== WORK TASK ==
Only one number is expected here, namely how many lines of the entries below hold the string "Pictures".

[Items from an interface collection]
•••••

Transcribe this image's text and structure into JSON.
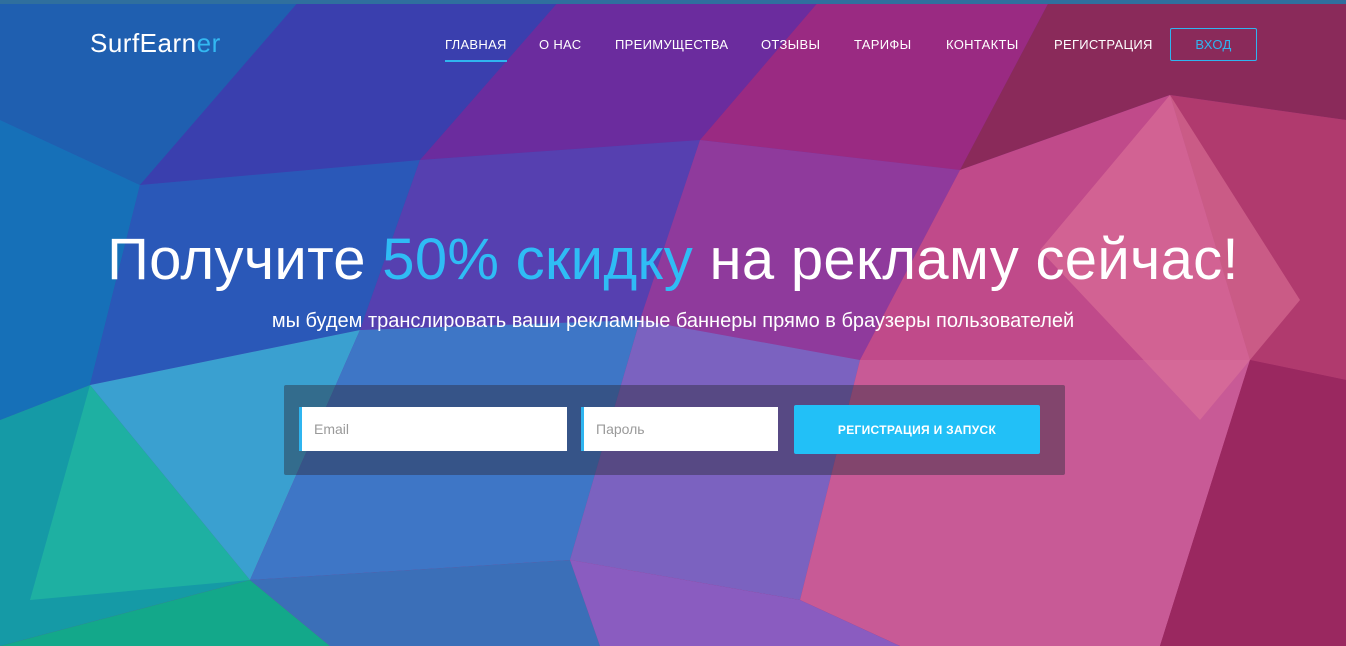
{
  "brand": {
    "name_main": "SurfEarn",
    "name_accent": "er"
  },
  "nav": {
    "items": [
      {
        "label": "ГЛАВНАЯ",
        "active": true
      },
      {
        "label": "О НАС",
        "active": false
      },
      {
        "label": "ПРЕИМУЩЕСТВА",
        "active": false
      },
      {
        "label": "ОТЗЫВЫ",
        "active": false
      },
      {
        "label": "ТАРИФЫ",
        "active": false
      },
      {
        "label": "КОНТАКТЫ",
        "active": false
      },
      {
        "label": "РЕГИСТРАЦИЯ",
        "active": false
      }
    ],
    "login_label": "ВХОД"
  },
  "hero": {
    "title_start": "Получите ",
    "title_accent": "50% скидку",
    "title_end": " на рекламу сейчас!",
    "subtitle": "мы будем транслировать ваши рекламные баннеры прямо в браузеры пользователей"
  },
  "form": {
    "email_placeholder": "Email",
    "email_value": "",
    "password_placeholder": "Пароль",
    "password_value": "",
    "submit_label": "РЕГИСТРАЦИЯ И ЗАПУСК"
  },
  "colors": {
    "accent": "#2fb5f0",
    "button": "#22c0f7",
    "text": "#ffffff"
  }
}
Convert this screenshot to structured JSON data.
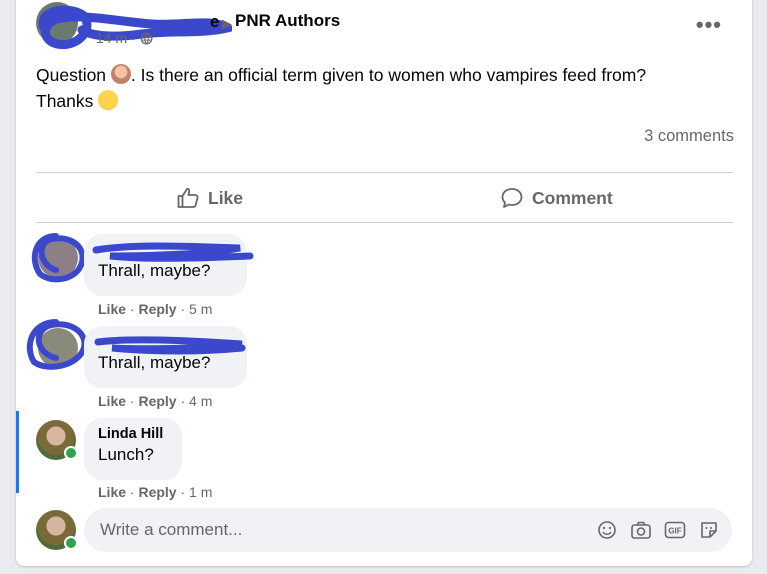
{
  "post": {
    "author_visible_tail": "e",
    "group": "PNR Authors",
    "time": "14 m",
    "dot": "·",
    "more_label": "•••",
    "text_before_emoji": "Question ",
    "text_after_emoji": ". Is there an official term given to women who vampires feed from?",
    "text_line2": "Thanks ",
    "comment_count": "3 comments"
  },
  "actions": {
    "like": "Like",
    "comment": "Comment"
  },
  "comments": [
    {
      "name": "",
      "text": "Thrall, maybe?",
      "like": "Like",
      "reply": "Reply",
      "time": "5 m"
    },
    {
      "name": "",
      "text": "Thrall, maybe?",
      "like": "Like",
      "reply": "Reply",
      "time": "4 m"
    },
    {
      "name": "Linda Hill",
      "text": "Lunch?",
      "like": "Like",
      "reply": "Reply",
      "time": "1 m"
    }
  ],
  "composer": {
    "placeholder": "Write a comment..."
  },
  "colors": {
    "redaction": "#3b48cc",
    "accent": "#1877f2",
    "online": "#31a24c"
  },
  "icons": [
    "globe-icon",
    "more-icon",
    "like-icon",
    "comment-icon",
    "emoji-icon",
    "camera-icon",
    "gif-icon",
    "sticker-icon"
  ]
}
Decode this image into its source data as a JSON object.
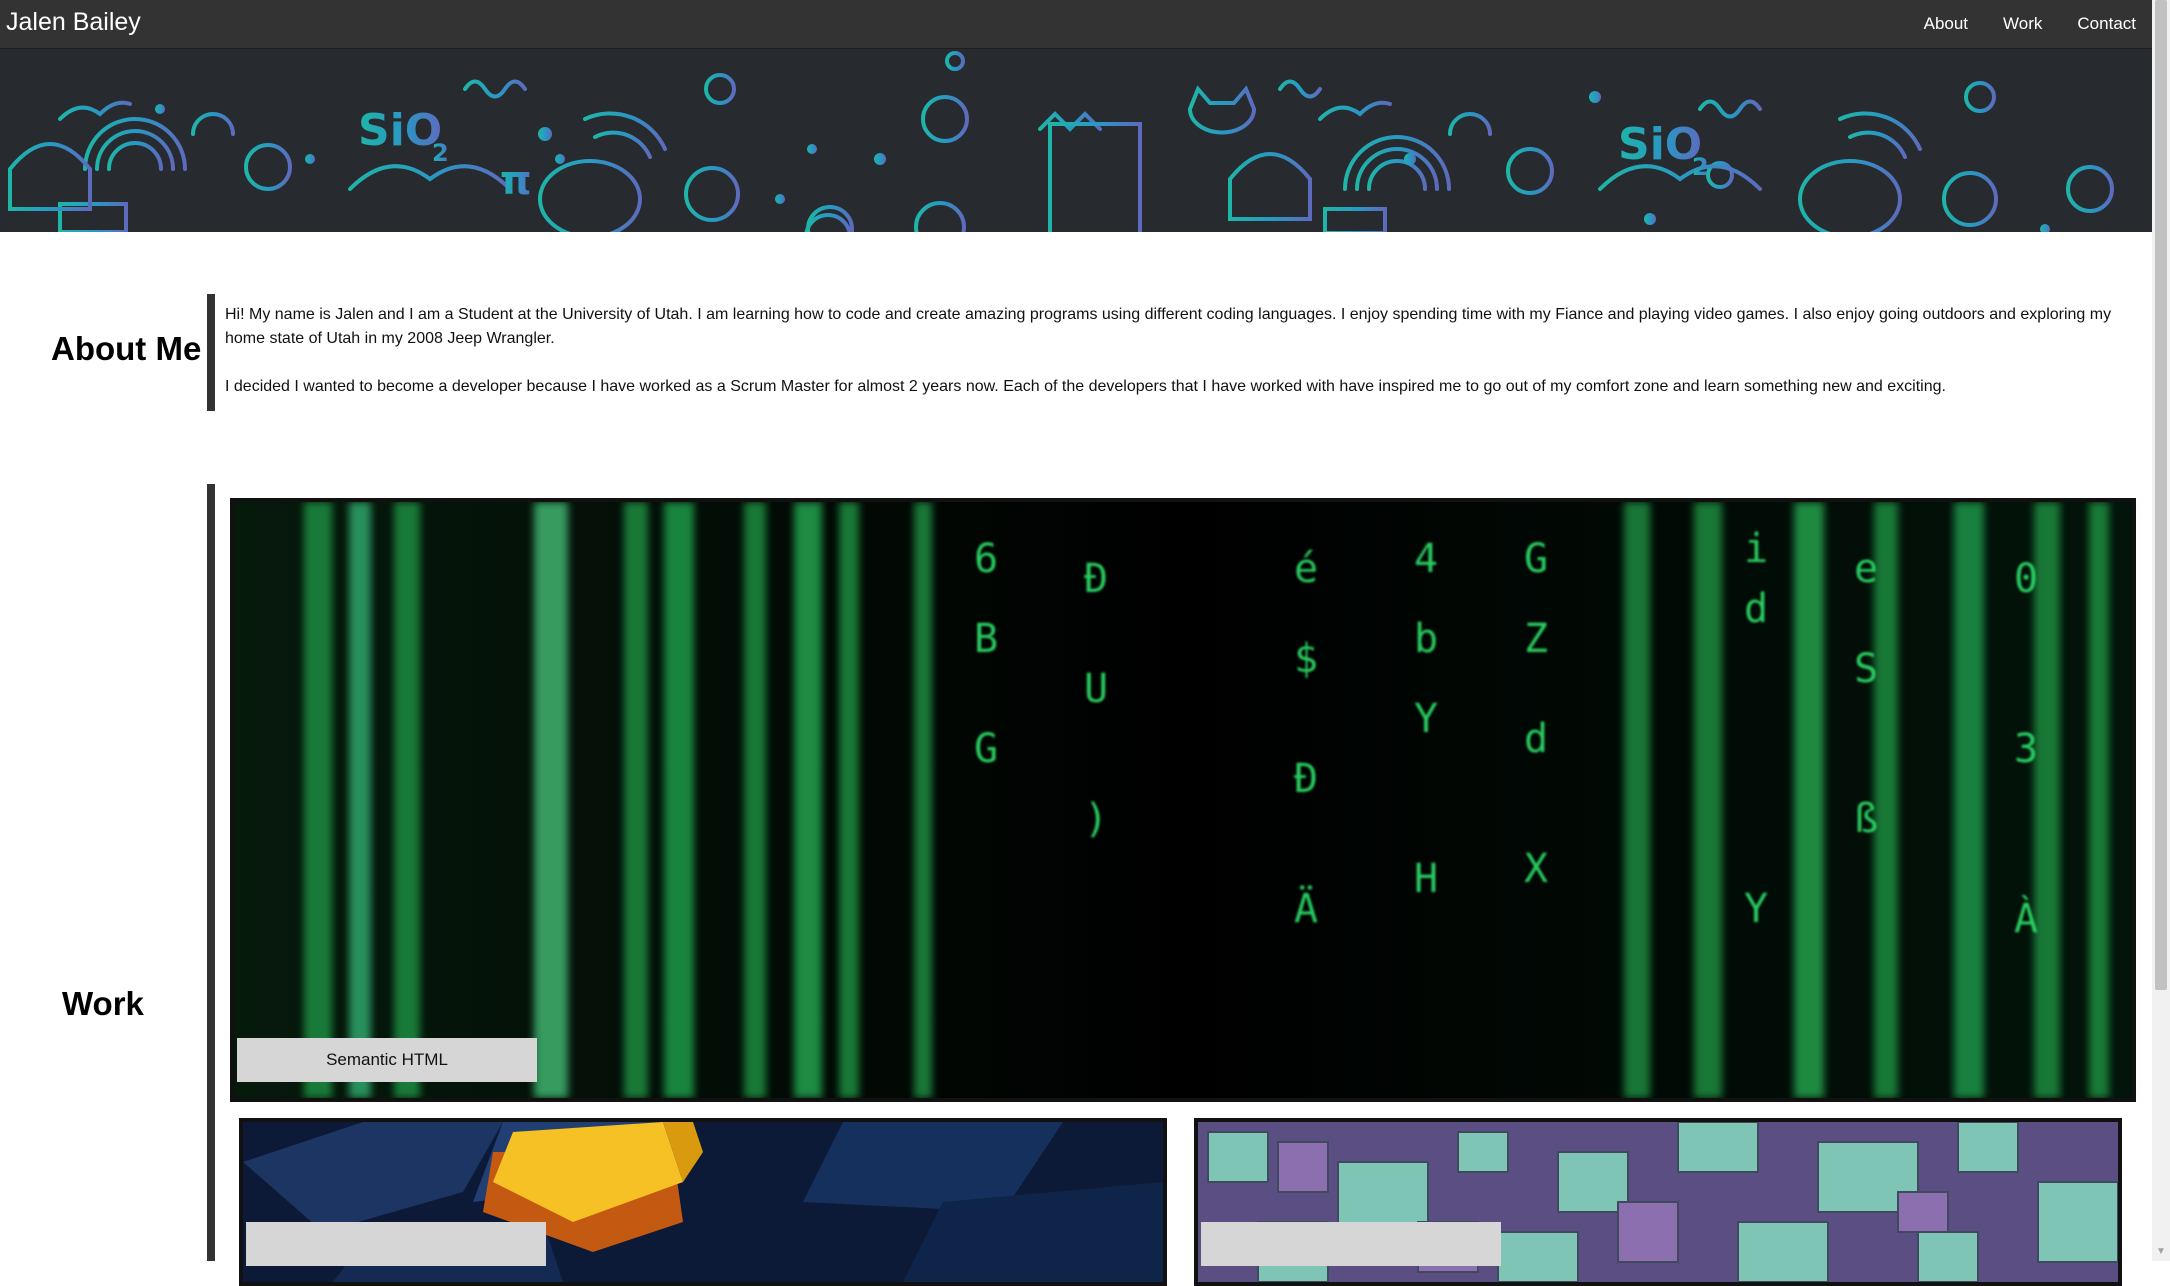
{
  "header": {
    "brand": "Jalen Bailey",
    "nav": [
      {
        "label": "About"
      },
      {
        "label": "Work"
      },
      {
        "label": "Contact"
      }
    ]
  },
  "hero": {
    "formula_1": "SiO",
    "formula_1_sub": "2",
    "formula_2": "SiO",
    "formula_2_sub": "2",
    "pi": "π"
  },
  "about": {
    "title": "About Me",
    "paragraphs": [
      "Hi! My name is Jalen and I am a Student at the University of Utah. I am learning how to code and create amazing programs using different coding languages. I enjoy spending time with my Fiance and playing video games. I also enjoy going outdoors and exploring my home state of Utah in my 2008 Jeep Wrangler.",
      "I decided I wanted to become a developer because I have worked as a Scrum Master for almost 2 years now. Each of the developers that I have worked with have inspired me to go out of my comfort zone and learn something new and exciting."
    ]
  },
  "work": {
    "title": "Work",
    "projects": [
      {
        "label": "Semantic HTML"
      },
      {
        "label": ""
      },
      {
        "label": ""
      }
    ]
  },
  "colors": {
    "nav_bg": "#333333",
    "hero_bg": "#272a2e",
    "matrix_green": "#1fc456",
    "doodle_teal": "#1fb5a8",
    "doodle_blue": "#3b86c9"
  }
}
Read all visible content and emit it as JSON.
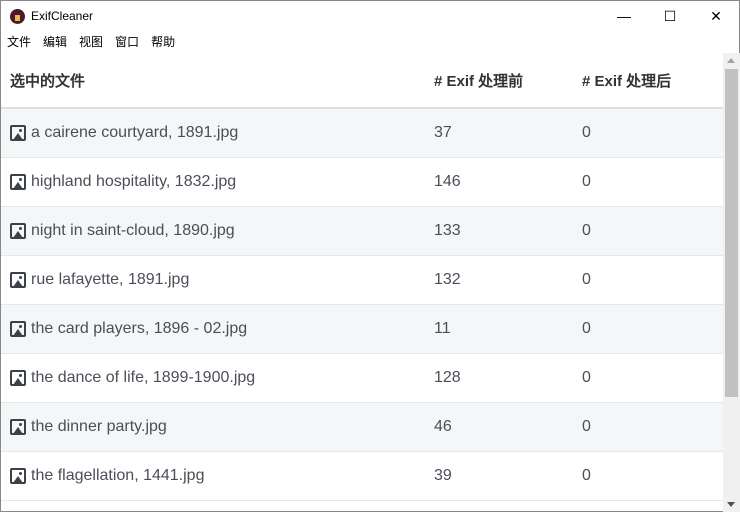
{
  "window": {
    "title": "ExifCleaner",
    "minimize": "—",
    "maximize": "☐",
    "close": "✕"
  },
  "menu": [
    "文件",
    "编辑",
    "视图",
    "窗口",
    "帮助"
  ],
  "table": {
    "headers": [
      "选中的文件",
      "# Exif 处理前",
      "# Exif 处理后"
    ],
    "rows": [
      {
        "file": "a cairene courtyard, 1891.jpg",
        "before": "37",
        "after": "0"
      },
      {
        "file": "highland hospitality, 1832.jpg",
        "before": "146",
        "after": "0"
      },
      {
        "file": "night in saint-cloud, 1890.jpg",
        "before": "133",
        "after": "0"
      },
      {
        "file": "rue lafayette, 1891.jpg",
        "before": "132",
        "after": "0"
      },
      {
        "file": "the card players, 1896 - 02.jpg",
        "before": "11",
        "after": "0"
      },
      {
        "file": "the dance of life, 1899-1900.jpg",
        "before": "128",
        "after": "0"
      },
      {
        "file": "the dinner party.jpg",
        "before": "46",
        "after": "0"
      },
      {
        "file": "the flagellation, 1441.jpg",
        "before": "39",
        "after": "0"
      }
    ]
  }
}
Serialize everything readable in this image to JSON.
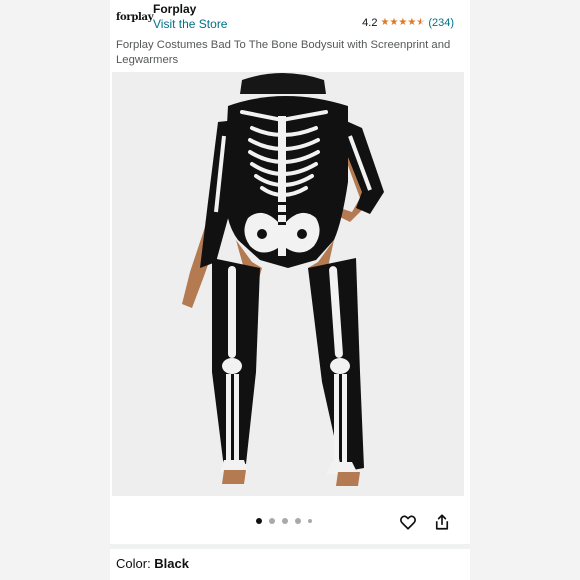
{
  "brand": {
    "logo_text": "forplay",
    "name": "Forplay",
    "store_link": "Visit the Store"
  },
  "rating": {
    "value": "4.2",
    "stars": 4.2,
    "count": "(234)",
    "star_color": "#de7921"
  },
  "product": {
    "title": "Forplay Costumes Bad To The Bone Bodysuit with Screenprint and Legwarmers"
  },
  "gallery": {
    "image_icon": "product-photo",
    "dots_total": 5,
    "active_index": 0,
    "favorite_icon": "heart-icon",
    "share_icon": "share-icon"
  },
  "variant": {
    "color_label": "Color:",
    "color_value": "Black"
  },
  "colors": {
    "link": "#007185",
    "text": "#0f1111",
    "muted": "#565959"
  }
}
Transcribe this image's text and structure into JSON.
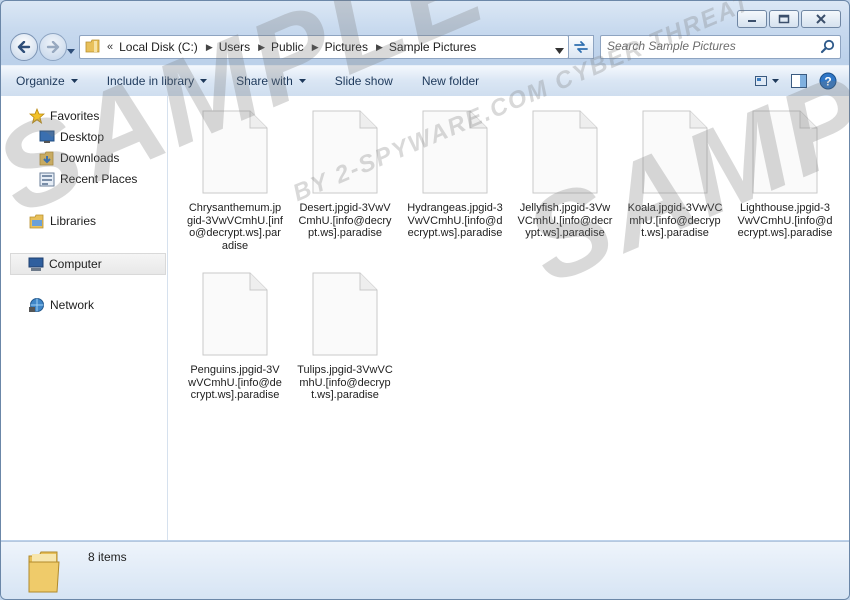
{
  "window": {
    "minimize_icon": "minimize-icon",
    "maximize_icon": "maximize-icon",
    "close_icon": "close-icon"
  },
  "address_bar": {
    "overflow": "«",
    "breadcrumbs": [
      "Local Disk (C:)",
      "Users",
      "Public",
      "Pictures",
      "Sample Pictures"
    ],
    "search_placeholder": "Search Sample Pictures"
  },
  "toolbar": {
    "organize": "Organize",
    "include_in_library": "Include in library",
    "share_with": "Share with",
    "slide_show": "Slide show",
    "new_folder": "New folder"
  },
  "nav": {
    "favorites": "Favorites",
    "desktop": "Desktop",
    "downloads": "Downloads",
    "recent_places": "Recent Places",
    "libraries": "Libraries",
    "computer": "Computer",
    "network": "Network"
  },
  "files": [
    "Chrysanthemum.jpgid-3VwVCmhU.[info@decrypt.ws].paradise",
    "Desert.jpgid-3VwVCmhU.[info@decrypt.ws].paradise",
    "Hydrangeas.jpgid-3VwVCmhU.[info@decrypt.ws].paradise",
    "Jellyfish.jpgid-3VwVCmhU.[info@decrypt.ws].paradise",
    "Koala.jpgid-3VwVCmhU.[info@decrypt.ws].paradise",
    "Lighthouse.jpgid-3VwVCmhU.[info@decrypt.ws].paradise",
    "Penguins.jpgid-3VwVCmhU.[info@decrypt.ws].paradise",
    "Tulips.jpgid-3VwVCmhU.[info@decrypt.ws].paradise"
  ],
  "status": {
    "item_count": "8 items"
  },
  "watermark": {
    "main": "SAMPLE",
    "sub": "BY 2-SPYWARE.COM  CYBER THREAT"
  }
}
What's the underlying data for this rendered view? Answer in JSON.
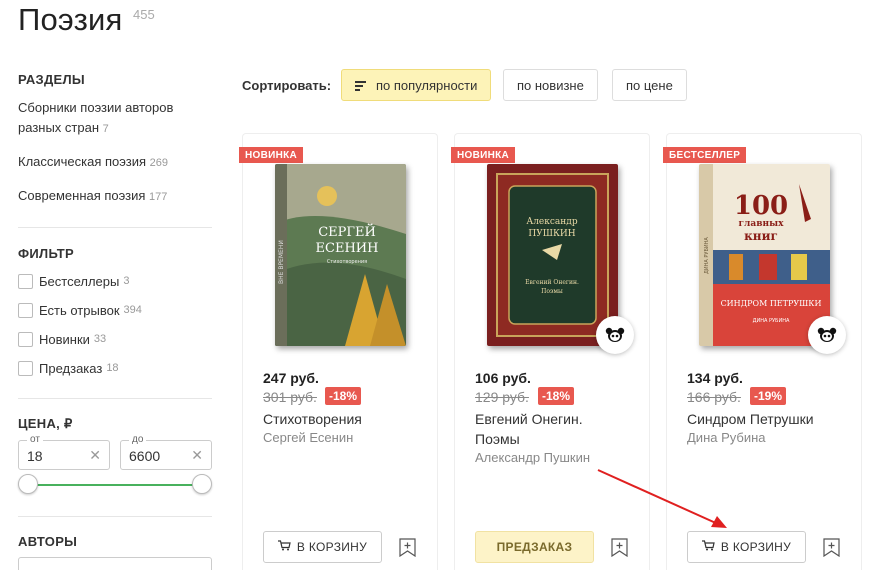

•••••

== OUTPUT OF THE EXERCISE ==
3